<a href="https://www.r-bloggers.com/making-random-draws-from-an-arbitrarily-defined-pdf/" rel="nofollow">https://www.r-bloggers.com/making-random-draws-from-an-arbitrarily-defined-pdf/</a></p>
<p>Or perhaps you mean something else?</p></div>Roby JoehanesFri, 21 Oct 2016 17:26:03 -0000https://sourceforge.netfc8e6be07313483da18c885aca7b7d81d25a9ab3Wishlisthttps://sourceforge.net/p/jdistlib/discussion/general/thread/764e3620/<div class="markdown_content"><p>This would be nice to have:</p>
<p><a href="https://en.wikipedia.org/wiki/Mixture_distribution" rel="nofollow">https://en.wikipedia.org/wiki/Mixture_distribution</a></p></div>Dragan KerkezThu, 20 Oct 2016 11:08:02 -0000https://sourceforge.netcc0f68ca34a23528f86b734231ea49efd89b9a68Wishlisthttps://sourceforge.net/p/jdistlib/discussion/general/thread/764e3620/<div class="markdown_content"><p>If you have wishlists on which distribution to work on, let me know.<br/>
Currently I am thinking about adding skewed distribution or multivariate distribution. But either of these take a lot of work.</p></div>Roby JoehanesWed, 24 Feb 2016 17:44:13 -0000https://sourceforge.net6271cf77cffa944aec64605300d0f30e7ac555a6Other licence typeshttps://sourceforge.net/p/jdistlib/discussion/general/thread/89ab1caf/<div class="markdown_content"><p>Hi Roby,</p>
<p>thank you for your reply and your explanation!</p>
<p>kind reagrds<br/>

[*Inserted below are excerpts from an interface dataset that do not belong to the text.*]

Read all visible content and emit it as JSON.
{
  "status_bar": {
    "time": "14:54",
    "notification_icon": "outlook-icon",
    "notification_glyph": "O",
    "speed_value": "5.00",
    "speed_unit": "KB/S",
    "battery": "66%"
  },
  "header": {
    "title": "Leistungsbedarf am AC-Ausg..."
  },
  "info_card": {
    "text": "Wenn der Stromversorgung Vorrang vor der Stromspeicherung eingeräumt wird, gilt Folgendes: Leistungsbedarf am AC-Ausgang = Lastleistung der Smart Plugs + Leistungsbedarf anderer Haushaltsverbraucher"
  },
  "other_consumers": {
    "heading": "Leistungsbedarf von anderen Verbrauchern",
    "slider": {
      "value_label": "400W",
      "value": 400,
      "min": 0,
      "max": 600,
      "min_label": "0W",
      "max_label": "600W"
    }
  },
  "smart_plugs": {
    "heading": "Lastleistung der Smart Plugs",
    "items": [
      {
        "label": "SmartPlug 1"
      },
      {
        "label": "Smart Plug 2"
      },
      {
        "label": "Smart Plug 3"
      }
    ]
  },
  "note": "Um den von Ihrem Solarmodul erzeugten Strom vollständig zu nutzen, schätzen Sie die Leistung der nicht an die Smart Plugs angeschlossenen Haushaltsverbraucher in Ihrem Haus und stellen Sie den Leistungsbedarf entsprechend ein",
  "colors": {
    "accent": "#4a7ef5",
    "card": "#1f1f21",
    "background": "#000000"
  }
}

Micha</p></div>MichaeLFri, 22 Jan 2016 14:05:48 -0000https://sourceforge.netdc9e0dd59ec39e6f7c125c738ffe14d4dc2b5c35